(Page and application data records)
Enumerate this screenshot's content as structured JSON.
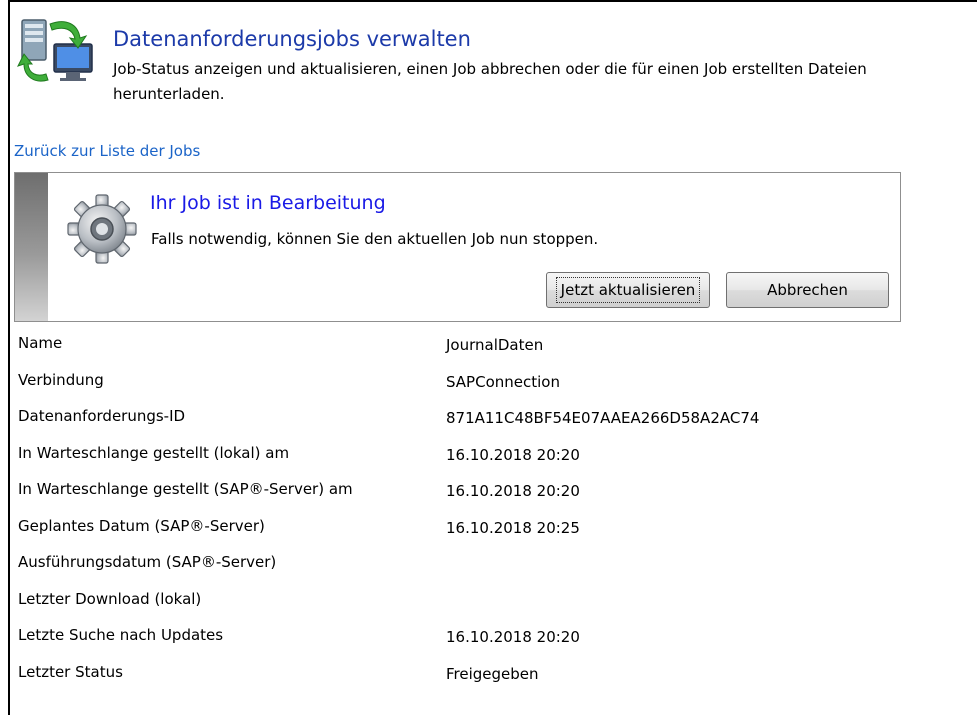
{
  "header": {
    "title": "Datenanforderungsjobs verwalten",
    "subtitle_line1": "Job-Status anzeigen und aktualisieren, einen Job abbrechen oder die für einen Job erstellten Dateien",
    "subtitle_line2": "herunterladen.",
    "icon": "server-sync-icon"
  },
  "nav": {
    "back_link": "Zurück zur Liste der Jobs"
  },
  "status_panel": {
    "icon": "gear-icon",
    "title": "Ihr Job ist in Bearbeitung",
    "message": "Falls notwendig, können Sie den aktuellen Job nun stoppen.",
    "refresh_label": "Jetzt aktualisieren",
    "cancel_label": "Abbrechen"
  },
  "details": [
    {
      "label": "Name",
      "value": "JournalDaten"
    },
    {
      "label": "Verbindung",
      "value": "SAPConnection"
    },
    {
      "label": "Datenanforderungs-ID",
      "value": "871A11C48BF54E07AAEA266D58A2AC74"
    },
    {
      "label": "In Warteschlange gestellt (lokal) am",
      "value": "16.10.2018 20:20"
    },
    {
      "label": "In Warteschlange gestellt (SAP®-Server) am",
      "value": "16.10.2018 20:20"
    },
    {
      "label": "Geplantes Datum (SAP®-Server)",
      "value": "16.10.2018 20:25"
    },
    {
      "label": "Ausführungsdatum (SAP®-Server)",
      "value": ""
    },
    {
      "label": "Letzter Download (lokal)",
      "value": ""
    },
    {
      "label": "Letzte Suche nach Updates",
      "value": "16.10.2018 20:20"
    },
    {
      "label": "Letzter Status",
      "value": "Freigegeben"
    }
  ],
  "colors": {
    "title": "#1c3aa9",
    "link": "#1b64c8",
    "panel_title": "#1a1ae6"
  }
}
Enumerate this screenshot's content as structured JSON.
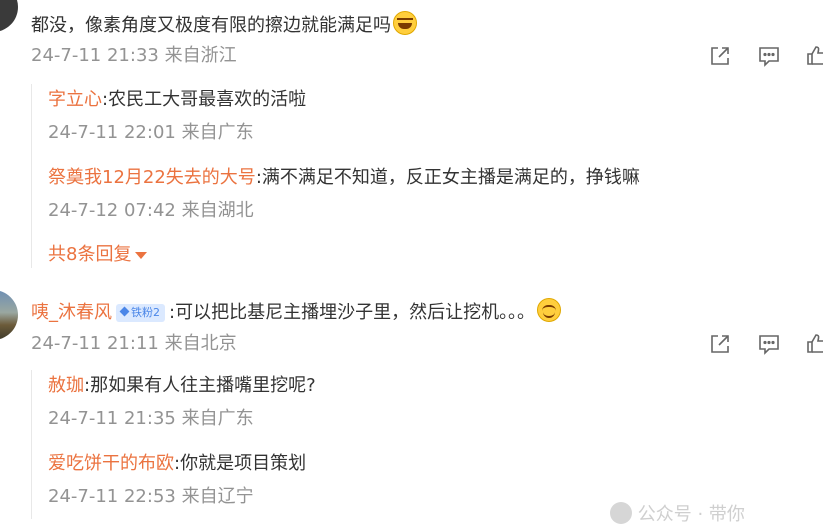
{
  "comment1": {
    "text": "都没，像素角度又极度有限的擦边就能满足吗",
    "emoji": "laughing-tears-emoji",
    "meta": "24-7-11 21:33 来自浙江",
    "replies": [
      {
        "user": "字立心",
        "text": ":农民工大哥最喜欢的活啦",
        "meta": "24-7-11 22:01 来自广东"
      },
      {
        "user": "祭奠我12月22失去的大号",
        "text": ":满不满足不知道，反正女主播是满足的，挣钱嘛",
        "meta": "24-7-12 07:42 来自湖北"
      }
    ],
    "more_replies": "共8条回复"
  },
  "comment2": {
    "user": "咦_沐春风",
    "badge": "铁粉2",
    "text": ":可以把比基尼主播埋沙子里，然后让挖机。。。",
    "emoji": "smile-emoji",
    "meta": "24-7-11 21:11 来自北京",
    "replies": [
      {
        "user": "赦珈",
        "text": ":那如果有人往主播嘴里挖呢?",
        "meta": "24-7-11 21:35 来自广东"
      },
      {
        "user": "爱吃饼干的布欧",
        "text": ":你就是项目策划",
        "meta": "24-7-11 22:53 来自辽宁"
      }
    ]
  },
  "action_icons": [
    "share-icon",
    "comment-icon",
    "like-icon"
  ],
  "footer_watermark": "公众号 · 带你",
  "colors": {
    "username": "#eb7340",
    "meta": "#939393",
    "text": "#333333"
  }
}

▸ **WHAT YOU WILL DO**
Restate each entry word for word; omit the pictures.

▸ **WRITTEN REPLY**
Enumerate this screenshot's content as structured JSON.
{
  "header": {
    "title": "Datenanforderungsjobs verwalten",
    "subtitle_line1": "Job-Status anzeigen und aktualisieren, einen Job abbrechen oder die für einen Job erstellten Dateien",
    "subtitle_line2": "herunterladen.",
    "icon": "server-sync-icon"
  },
  "nav": {
    "back_link": "Zurück zur Liste der Jobs"
  },
  "status_panel": {
    "icon": "gear-icon",
    "title": "Ihr Job ist in Bearbeitung",
    "message": "Falls notwendig, können Sie den aktuellen Job nun stoppen.",
    "refresh_label": "Jetzt aktualisieren",
    "cancel_label": "Abbrechen"
  },
  "details": [
    {
      "label": "Name",
      "value": "JournalDaten"
    },
    {
      "label": "Verbindung",
      "value": "SAPConnection"
    },
    {
      "label": "Datenanforderungs-ID",
      "value": "871A11C48BF54E07AAEA266D58A2AC74"
    },
    {
      "label": "In Warteschlange gestellt (lokal) am",
      "value": "16.10.2018 20:20"
    },
    {
      "label": "In Warteschlange gestellt (SAP®-Server) am",
      "value": "16.10.2018 20:20"
    },
    {
      "label": "Geplantes Datum (SAP®-Server)",
      "value": "16.10.2018 20:25"
    },
    {
      "label": "Ausführungsdatum (SAP®-Server)",
      "value": ""
    },
    {
      "label": "Letzter Download (lokal)",
      "value": ""
    },
    {
      "label": "Letzte Suche nach Updates",
      "value": "16.10.2018 20:20"
    },
    {
      "label": "Letzter Status",
      "value": "Freigegeben"
    }
  ],
  "colors": {
    "title": "#1c3aa9",
    "link": "#1b64c8",
    "panel_title": "#1a1ae6"
  }
}
Enumerate this screenshot's content as structured JSON.
{
  "comment1": {
    "text": "都没，像素角度又极度有限的擦边就能满足吗",
    "emoji": "laughing-tears-emoji",
    "meta": "24-7-11 21:33 来自浙江",
    "replies": [
      {
        "user": "字立心",
        "text": ":农民工大哥最喜欢的活啦",
        "meta": "24-7-11 22:01 来自广东"
      },
      {
        "user": "祭奠我12月22失去的大号",
        "text": ":满不满足不知道，反正女主播是满足的，挣钱嘛",
        "meta": "24-7-12 07:42 来自湖北"
      }
    ],
    "more_replies": "共8条回复"
  },
  "comment2": {
    "user": "咦_沐春风",
    "badge": "铁粉2",
    "text": ":可以把比基尼主播埋沙子里，然后让挖机。。。",
    "emoji": "smile-emoji",
    "meta": "24-7-11 21:11 来自北京",
    "replies": [
      {
        "user": "赦珈",
        "text": ":那如果有人往主播嘴里挖呢?",
        "meta": "24-7-11 21:35 来自广东"
      },
      {
        "user": "爱吃饼干的布欧",
        "text": ":你就是项目策划",
        "meta": "24-7-11 22:53 来自辽宁"
      }
    ]
  },
  "action_icons": [
    "share-icon",
    "comment-icon",
    "like-icon"
  ],
  "footer_watermark": "公众号 · 带你",
  "colors": {
    "username": "#eb7340",
    "meta": "#939393",
    "text": "#333333"
  }
}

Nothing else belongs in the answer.